- Back-up your computer files regularly, both with an external hard drive/USB stick and in the cloud (so if one back-up fails, you still have the other)
- Use robust passwords and keep a secure record of them — online password management systems are increasingly popular
- Host your website with a reputable service that provides regular back-ups and good security protection
- Use a reliable email provider — most small businesses use Microsoft Outlook or G-Suite email
- Make sure you have the right types of insurance in place for your particular business, with sufficient levels of cover
- Consider whether you need to invest in any spare hardware.
Illness or Unavailability
Do you have a trusted associate or friend who could effectively cover for you if you suddenly became ill or otherwise unable to work for more than a couple of days?
Bear in mind that as well as personal illness, this could also be if a dependent or loved one becomes sick or needs urgent support from you.
Having a back-up is especially important for sole traders and freelancers, who typically operate within much narrower margins and have no colleagues to provide cover.
You may already have trusted associates or friends who work in your field who you refer work on to if you’re busy and vice versa.
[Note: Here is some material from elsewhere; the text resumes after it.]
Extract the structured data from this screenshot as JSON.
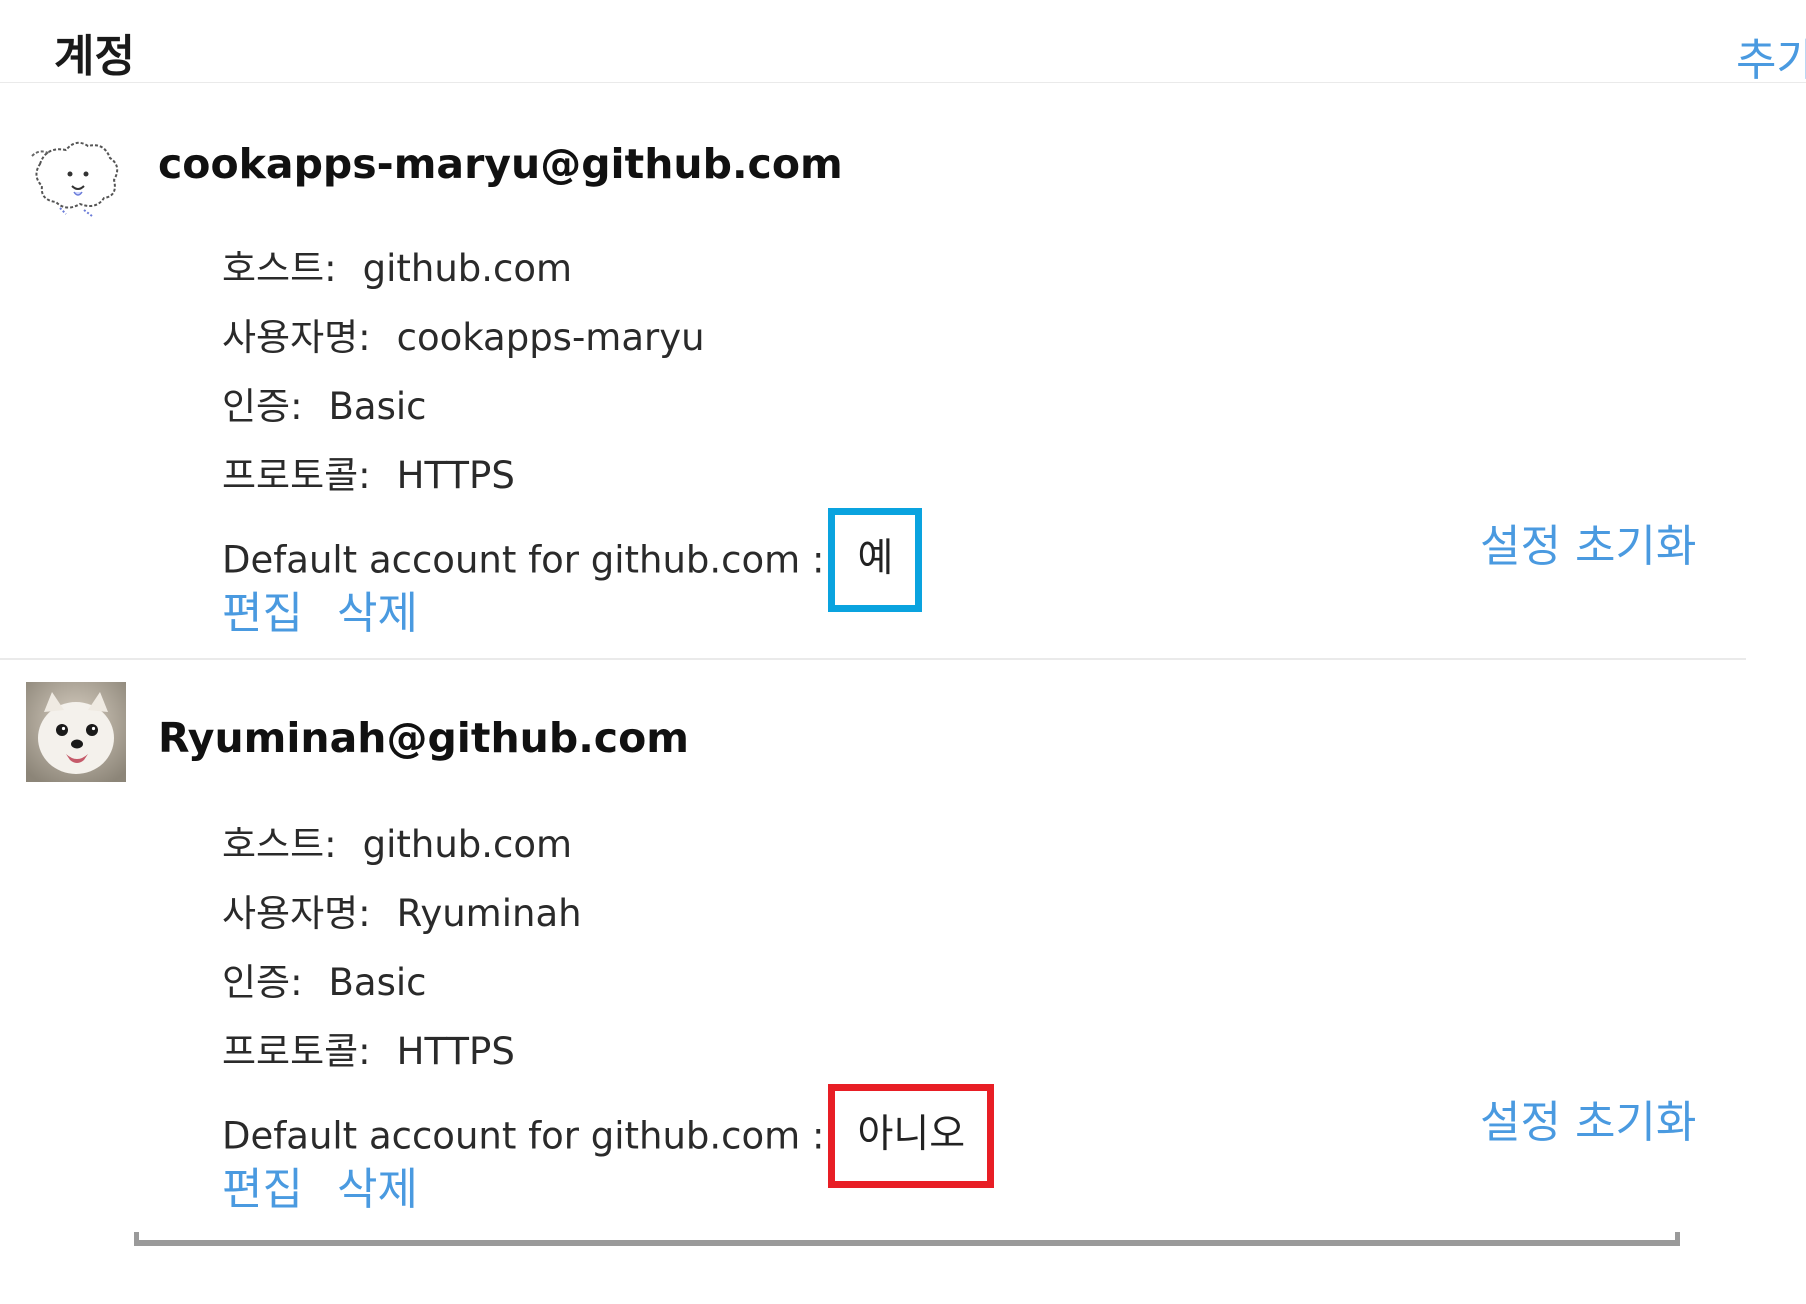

If you haven’t already, talk to them about the possibility of providing back-up to each other in case of an emergency.
If you don’t already have people like this in your network, set yourself an objective to identify some. Think about others in your field whose work you rate and whose integrity you respect.
Other Useful Info For Your Plan
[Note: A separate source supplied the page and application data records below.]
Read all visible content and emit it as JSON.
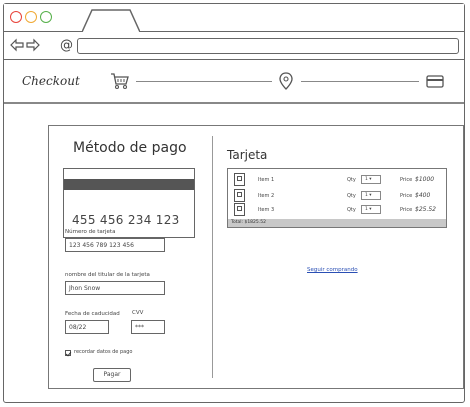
{
  "browser": {
    "buttons": [
      {
        "name": "close",
        "color": "#e8433a"
      },
      {
        "name": "minimize",
        "color": "#f0a935"
      },
      {
        "name": "maximize",
        "color": "#56b04a"
      }
    ],
    "address_prefix": "@",
    "url": ""
  },
  "header": {
    "title": "Checkout",
    "steps": [
      {
        "icon": "cart-icon"
      },
      {
        "icon": "location-pin-icon"
      },
      {
        "icon": "credit-card-icon"
      }
    ]
  },
  "payment_form": {
    "title": "Método de pago",
    "card_number_display": "455 456 234 123",
    "card_number_label": "Número de tarjeta",
    "card_number_value": "123 456 789 123 456",
    "holder_label": "nombre del titular de la tarjeta",
    "holder_value": "Jhon Snow",
    "expiry_label": "Fecha de caducidad",
    "expiry_value": "08/22",
    "cvv_label": "CVV",
    "cvv_value": "***",
    "remember_label": "recordar datos de pago",
    "remember_checked": true,
    "pay_button": "Pagar"
  },
  "cart": {
    "title": "Tarjeta",
    "qty_label": "Qty",
    "price_label": "Price",
    "items": [
      {
        "name": "Item 1",
        "qty": "1",
        "price": "$1000"
      },
      {
        "name": "Item 2",
        "qty": "1",
        "price": "$400"
      },
      {
        "name": "Item 3",
        "qty": "1",
        "price": "$25.52"
      }
    ],
    "total": "Total: $1825.52",
    "continue_link": "Seguir comprando"
  }
}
Your disaster recovery plan should include your business insurance details — policy numbers and phone numbers to call in the event of a claim.
Think about who you might need to contact if a disaster strikes your business — this may include key clients, suppliers, and people you’ve identified as potential back-ups. You could also include useful contacts such as a local IT company.
List their names, who they are, phone numbers/email addresses, and triggers for contacting them (this may be obvious to you, but it is helpful to note in case someone else is using the plan on your behalf if you’re incapacitated).
Test and Review Your Disaster Recovery Plan
Once you’ve created your disaster recovery plan, do a test drill. (Buy yourself a hi-viz vest and clipboard if you want to get really method about it.)
Pick a morning to imagine that you can’t access your computer files or the internet. Run through the steps you’d take to be able to fix or get around this so you can do your work anyway. Try this with a few different scenarios from your plan.
It might sound a bit silly, but actually following the steps in practice will help you to identify gaps in your planning and other things you should consider adding to your plan.
Once you’re satisfied that your disaster recovery plan’s in good shape, put a reminder in your calendar to review it every six months. As your business and working practices evolve over time, your contingency plans and back-ups will need tweaking too.
And make sure you print off a few copies and store them in different places, for example, your desk, your car, your best friend’s house.
Don’t end up in a situation where the only place your disaster recovery plan is saved is on your laptop hard drive…which is no longer accessible due to a disaster.
While nobody can predict or prevent all disasters, you can take active steps to disaster-proof your business so that it won’t be knocked out by problems that arise.
Small businesses and freelancers are typically least likely to have a disaster recovery plan, yet are also most vulnerable to the impact of disasters. Investing time to create a disaster recovery plan is, therefore, a smart move to protect your business and increase its resilience to setbacks.
Putting in place preventative measures such as antivirus software, multiple back-ups, and using reliable providers, means your business is already in a robust position to avoid or minimize the impact of disasters occurring.
And identifying the software, equipment, and solutions you’ll need in the event something does go wrong means that you can move quickly in this situation to minimize the downtime for your business and resume normal service.
Your bank balance, blood pressure, and clients will all feel the benefits of this.